For example, sustainable brand Pangaia creates wardrobe essentials from naturally-occurring seaweed fibers. Turns out the slimy stuff isn’t just a nuisance at the beach; it’s also a useful (and abundant) material that helps brands like Pangaia avoid excessive use of less sustainable resources. Similar to Allbirds’ new apparel line, Pangaia’s garments have a peppermint oil treatment to avoid excessive washing. The brand also invented “FLWRDWN”, a patented alternative to animal down. Made from dried wildflowers, this material allows Pangaia to produce warm jackets without involving any animals and/or synthetic materials. It’s also great news for vegans!  

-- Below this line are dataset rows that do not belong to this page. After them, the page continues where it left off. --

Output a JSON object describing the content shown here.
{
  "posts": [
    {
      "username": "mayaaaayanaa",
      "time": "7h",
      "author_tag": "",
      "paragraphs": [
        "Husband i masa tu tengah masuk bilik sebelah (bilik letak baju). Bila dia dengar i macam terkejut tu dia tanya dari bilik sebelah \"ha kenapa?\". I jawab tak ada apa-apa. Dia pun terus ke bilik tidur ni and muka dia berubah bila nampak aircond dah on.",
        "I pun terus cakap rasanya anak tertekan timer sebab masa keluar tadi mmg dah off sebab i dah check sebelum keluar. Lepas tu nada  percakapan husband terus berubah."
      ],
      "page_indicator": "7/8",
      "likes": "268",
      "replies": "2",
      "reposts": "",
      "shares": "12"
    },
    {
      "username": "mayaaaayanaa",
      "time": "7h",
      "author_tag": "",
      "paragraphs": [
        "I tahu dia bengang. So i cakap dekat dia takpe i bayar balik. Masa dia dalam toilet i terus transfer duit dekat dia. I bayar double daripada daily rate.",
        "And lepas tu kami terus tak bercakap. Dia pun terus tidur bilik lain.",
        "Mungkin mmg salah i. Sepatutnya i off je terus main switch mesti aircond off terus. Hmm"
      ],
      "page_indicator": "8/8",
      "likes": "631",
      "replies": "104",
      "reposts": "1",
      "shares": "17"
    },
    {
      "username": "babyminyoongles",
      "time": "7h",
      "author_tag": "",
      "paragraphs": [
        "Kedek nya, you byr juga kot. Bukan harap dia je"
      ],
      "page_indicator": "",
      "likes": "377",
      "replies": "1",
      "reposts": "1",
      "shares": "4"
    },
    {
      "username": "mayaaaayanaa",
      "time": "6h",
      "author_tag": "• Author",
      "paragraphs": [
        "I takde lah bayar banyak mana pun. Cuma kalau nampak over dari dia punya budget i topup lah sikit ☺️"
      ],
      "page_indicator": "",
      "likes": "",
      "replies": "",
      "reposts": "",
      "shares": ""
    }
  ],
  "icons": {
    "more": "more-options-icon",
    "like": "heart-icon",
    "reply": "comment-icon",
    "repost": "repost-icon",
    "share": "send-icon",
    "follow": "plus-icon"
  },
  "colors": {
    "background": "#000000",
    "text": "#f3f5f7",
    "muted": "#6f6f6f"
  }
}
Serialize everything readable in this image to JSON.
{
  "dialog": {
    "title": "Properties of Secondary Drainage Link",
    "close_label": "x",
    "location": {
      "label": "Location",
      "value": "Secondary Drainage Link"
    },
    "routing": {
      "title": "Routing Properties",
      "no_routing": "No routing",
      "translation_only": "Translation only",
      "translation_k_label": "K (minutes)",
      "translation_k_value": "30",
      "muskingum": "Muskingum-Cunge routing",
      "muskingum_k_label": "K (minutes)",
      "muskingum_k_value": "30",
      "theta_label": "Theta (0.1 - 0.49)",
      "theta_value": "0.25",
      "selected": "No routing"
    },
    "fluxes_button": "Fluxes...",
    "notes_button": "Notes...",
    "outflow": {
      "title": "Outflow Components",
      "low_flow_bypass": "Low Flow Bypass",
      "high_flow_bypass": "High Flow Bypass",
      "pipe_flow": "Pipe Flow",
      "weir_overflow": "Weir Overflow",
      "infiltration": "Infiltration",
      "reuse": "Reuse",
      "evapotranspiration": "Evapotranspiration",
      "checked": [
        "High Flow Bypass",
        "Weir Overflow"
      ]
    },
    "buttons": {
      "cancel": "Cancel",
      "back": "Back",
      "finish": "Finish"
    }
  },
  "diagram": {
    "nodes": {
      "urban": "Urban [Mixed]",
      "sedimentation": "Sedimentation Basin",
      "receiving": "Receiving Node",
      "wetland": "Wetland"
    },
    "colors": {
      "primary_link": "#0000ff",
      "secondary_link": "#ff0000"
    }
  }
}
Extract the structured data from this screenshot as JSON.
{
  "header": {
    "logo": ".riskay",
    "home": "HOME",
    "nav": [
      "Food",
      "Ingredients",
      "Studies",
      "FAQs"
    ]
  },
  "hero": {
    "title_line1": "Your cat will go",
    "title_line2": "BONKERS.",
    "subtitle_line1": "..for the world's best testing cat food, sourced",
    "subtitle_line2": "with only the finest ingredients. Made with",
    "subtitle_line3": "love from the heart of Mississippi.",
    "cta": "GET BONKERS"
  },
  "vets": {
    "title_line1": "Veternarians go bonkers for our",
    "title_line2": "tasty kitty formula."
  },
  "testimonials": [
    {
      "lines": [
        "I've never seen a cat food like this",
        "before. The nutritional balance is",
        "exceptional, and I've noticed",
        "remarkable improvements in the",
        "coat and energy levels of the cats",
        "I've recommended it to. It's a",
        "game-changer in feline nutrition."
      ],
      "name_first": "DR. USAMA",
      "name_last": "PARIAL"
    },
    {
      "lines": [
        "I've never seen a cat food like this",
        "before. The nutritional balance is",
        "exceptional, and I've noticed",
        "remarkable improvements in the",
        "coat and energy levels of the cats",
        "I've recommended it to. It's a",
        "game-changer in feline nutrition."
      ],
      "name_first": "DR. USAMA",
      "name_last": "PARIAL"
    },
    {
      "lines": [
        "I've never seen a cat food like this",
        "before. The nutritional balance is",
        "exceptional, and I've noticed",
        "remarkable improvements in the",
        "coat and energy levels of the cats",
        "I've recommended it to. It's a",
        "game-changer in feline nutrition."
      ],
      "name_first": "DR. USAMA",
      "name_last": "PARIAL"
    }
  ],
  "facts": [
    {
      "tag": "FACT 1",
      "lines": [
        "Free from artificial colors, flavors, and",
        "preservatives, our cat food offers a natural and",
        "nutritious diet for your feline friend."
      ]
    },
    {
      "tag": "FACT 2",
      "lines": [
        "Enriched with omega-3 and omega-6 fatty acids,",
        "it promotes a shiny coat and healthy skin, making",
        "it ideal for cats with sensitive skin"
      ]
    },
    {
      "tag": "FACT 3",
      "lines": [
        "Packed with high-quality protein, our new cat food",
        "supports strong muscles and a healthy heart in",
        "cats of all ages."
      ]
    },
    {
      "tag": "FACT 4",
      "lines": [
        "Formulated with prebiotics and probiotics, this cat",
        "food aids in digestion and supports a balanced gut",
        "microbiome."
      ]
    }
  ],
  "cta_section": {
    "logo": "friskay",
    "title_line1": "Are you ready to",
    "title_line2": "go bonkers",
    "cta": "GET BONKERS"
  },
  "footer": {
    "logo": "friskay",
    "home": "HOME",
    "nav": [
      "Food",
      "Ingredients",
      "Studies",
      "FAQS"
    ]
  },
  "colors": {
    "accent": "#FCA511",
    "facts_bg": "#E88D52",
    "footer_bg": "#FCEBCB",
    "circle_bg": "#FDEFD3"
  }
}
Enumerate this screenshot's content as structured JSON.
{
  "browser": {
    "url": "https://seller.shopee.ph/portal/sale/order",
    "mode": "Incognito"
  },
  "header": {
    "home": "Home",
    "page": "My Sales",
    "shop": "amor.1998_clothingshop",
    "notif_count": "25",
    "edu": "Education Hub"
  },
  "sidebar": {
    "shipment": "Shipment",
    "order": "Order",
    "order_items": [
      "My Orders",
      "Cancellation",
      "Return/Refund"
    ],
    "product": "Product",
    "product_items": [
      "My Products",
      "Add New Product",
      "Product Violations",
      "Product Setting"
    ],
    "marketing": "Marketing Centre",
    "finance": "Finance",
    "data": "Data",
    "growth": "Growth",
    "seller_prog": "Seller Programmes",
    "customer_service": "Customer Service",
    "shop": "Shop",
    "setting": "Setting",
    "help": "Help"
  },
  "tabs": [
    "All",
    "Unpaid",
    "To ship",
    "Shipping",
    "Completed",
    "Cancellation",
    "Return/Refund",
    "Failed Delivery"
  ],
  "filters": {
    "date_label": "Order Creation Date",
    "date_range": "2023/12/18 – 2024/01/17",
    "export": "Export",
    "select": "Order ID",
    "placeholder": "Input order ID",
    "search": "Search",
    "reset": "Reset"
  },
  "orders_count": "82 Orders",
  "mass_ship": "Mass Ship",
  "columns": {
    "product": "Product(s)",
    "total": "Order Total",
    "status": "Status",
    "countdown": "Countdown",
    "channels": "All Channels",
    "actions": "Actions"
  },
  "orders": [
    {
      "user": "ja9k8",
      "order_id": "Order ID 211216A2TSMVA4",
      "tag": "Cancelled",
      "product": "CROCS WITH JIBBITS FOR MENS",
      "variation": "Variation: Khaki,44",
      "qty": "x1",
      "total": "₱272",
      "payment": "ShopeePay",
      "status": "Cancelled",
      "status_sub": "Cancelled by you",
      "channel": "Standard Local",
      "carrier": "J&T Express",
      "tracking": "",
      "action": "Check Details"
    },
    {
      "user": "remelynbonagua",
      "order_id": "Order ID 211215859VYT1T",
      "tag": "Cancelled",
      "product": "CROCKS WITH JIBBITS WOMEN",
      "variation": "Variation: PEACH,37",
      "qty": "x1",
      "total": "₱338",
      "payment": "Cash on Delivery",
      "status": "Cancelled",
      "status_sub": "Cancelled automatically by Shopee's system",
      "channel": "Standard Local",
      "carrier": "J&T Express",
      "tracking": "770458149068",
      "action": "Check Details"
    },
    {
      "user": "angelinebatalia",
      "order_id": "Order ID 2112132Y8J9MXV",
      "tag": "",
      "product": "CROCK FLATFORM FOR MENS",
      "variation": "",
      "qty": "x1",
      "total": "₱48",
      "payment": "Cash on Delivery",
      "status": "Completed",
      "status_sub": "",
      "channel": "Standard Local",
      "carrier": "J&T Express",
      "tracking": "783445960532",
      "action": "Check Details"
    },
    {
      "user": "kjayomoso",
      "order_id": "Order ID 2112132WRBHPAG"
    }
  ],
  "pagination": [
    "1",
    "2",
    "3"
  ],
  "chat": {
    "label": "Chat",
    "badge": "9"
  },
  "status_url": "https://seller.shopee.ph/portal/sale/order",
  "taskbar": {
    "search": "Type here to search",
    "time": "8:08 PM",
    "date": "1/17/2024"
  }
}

Similar to seaweed, algae is also a popular choice for manufacturing biodegradable textiles. Groundbreaking brand Vollebak made headlines in 2018 when they created a t-shirt that biodegrades in just 12 weeks using algae and plant fiber. Algae is an amazingly sustainable material for apparel production. It’s strong & flexible, it breaks down much faster than cotton, and it’s incredibly easy to grow. Textile experts have been experimenting with growing clothing through bioengineering algae and other bacteria. Many think that this could be the future of fashion. Theanne Schiros, professor at Fashion Institute of Technology (F.I.T.), says:

“Besides being biodegradable, another major benefit… is that many of the organisms involved can be grown to fit molds. Producing the precise amount of textile needed to create an article of clothing without generating excess material to discard.”

biodegradable shirt made of algae
Vollebak’s algae t-shirt (Source/)

How to revamp your closet in planet-friendly fashion

Despite these recent (and important) advances in biodegradable apparel, the vast majority of clothing is still made of traditional textiles. Most of which take decades or even centuries to break down. The fashion industry has a gigantic waste problem, with the U.S. alone producing 25 billion pounds of clothing waste annually; and a big part of this problem is overconsumption by consumers. 

Good news: You don’t have to grow your own algae to make your wardrobe more eco-friendly. In fact, the most sustainable option is making use of what you already have! It’s important to seek out sustainable brands when you’re buying something you truly need, but some of these brands aren’t ideal if you’re on a budget. So, here are some ways to reassess and revamp your existing wardrobe.

hanged assorted-colored clothes in white cabinet

Take a full inventory.

Go over each item in your closet, asking yourself: When did I last wear this? Do I really love this item? Do I really need this item? If you own something that you love, but it doesn’t fit quite right, seek out a local tailor! If the item is in good condition, this can significantly lengthen the life of a garment.

Give your unwanted clothes a new home

Consider selling your unwanted items on platforms like Poshmark and Depop, or donating them. A smaller closet means less clothes and more opportunity to wear the pieces you own. Just don’t let those clothes end up in a landfill! 

Reorganize your existing wardrobe.

Color-code, switch drawers, hang pants, etc. Making your closet look visibly different will make it feel like a whole new wardrobe, without you purchasing new items you don’t need.

Make a list of things you truly do and don’t need.

Keep yourself from making unnecessary purchases, by writing down what you already own a lot of (jeans, cardigans, etc.) and what you think your closet needs (solid tops for layering, a good pair of business casual pants, etc.).

Fashion Is Evolving

Of course, it’s unrealistic to expect that you’ll never buy any clothing again. Fashion is how many of us express ourselves, and it certainly feels satisfying to buy a new piece of clothing — but considering fashion’s impact on the planet, wouldn’t it feel even better to buy something that doesn’t leave a permanent stain on the environment? The foundation of the fashion industry is finally changing. Many fashion executives and consumers alike are realizing that what we need is not more things, but better things; and biodegradable apparel is a big push in that direction. To learn more about being a conscious consumer, check out this Planet Home article on the fashion industry’s environmental impact.